February 3, 2016
By: Dave Rogers
A lawsuit filed 10 years ago against the State of Michigan appears to be resulting in improved care of children in foster care.
The Michigan Department of Health and Human Services (DHHS) and Children's Rights, a national advocacy organization, have reached a modified settlement agreement that acknowledges progress in reforming Michigan foster care and focuses attention on improving critical areas to assure child safety and well-being.
There are 13,000 children in foster care in Michigan and another 3,000 for which placement is sought, state officials said.
Children's Rights, along with co-counsel Ned Leibensperger, Kevin Bolan and McDermott Will & Emery LLC, filed this case against the Governor of the state of Michigan and the Director of the Department of Human Services (DHS) on behalf of all children who are now or will be in the foster care custody of DHS.
The Complaint alleged certain unlawful policies and practices of the defendants, including the maltreatment or neglect of children while in state foster care custody, a lack of basic medical and mental health services for children in foster care, excessive lengths of stay in state custody, and frequent moves among multiple placements.
Dwayne B., one of six named plaintiffs at the time the complaint was filed, was 7 years old at filing and had been moved between 15 different foster care placements since entering the legal custody of DHS in 2001 as a toddler.
The court case alleges as a result of the emotional harm caused by these many moves and DHS's failure to provide him with necessary services, Dwayne's behavior severely deteriorated to the point that he hit himself and others, harmed animals, set fires, and destroyed property.
The new agreement, filed today in the United States District Court for the Eastern District of Michigan, is pared back from the 2011 agreement, due to DHHS's success during the past five years in improving various areas of agency performance. For example, the state has cut the number of kids waiting to be adopted, is safely reunifying more children with their birth families, and has implemented an effective training program for caseworkers.

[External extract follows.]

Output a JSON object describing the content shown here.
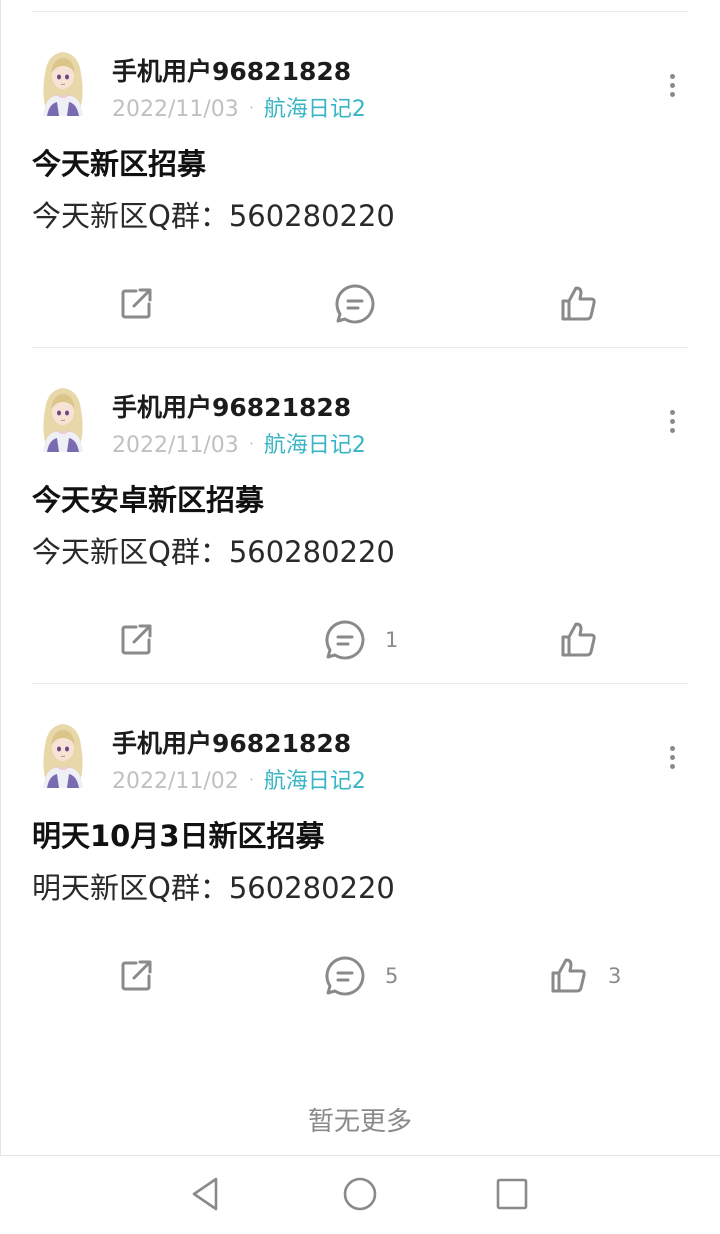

"The state deserves kudos for its considerable efforts to give kids permanent, loving families," said Sara Bartosz, senior attorney for Children's Rights. "These accomplishments show that reform is possible when the state makes it a priority. There is good cause for optimism as the hard work continues."
The modified agreement focuses on vital areas in which DHHS still must improve performance. These areas include reducing caseworker caseloads, increasing visits between caseworkers and children, maintaining sibling relationships, recruiting foster homes, licensing kinship homes, improving access to medical care and overseeing the use of psychotropic medications.
"Both parties know that more work is needed, and we view it as a positive that we've come to terms on how to get it done," said Bartosz. "There is an energy and focus coming out of the negotiations that should propel future reform and, in turn, keep Michigan's children safe in foster care."
Children's Rights filed the child welfare reform class action, now known as Dwayne B. v. Snyder, in August 2006, with Edward Leibensperger of the international law firm McDermott Will & Emery and Michigan-based law firm Kienbaum Opperwall Hardy & Pelton. The case settled in 2008 and the first modified settlement agreement was reached in 2011.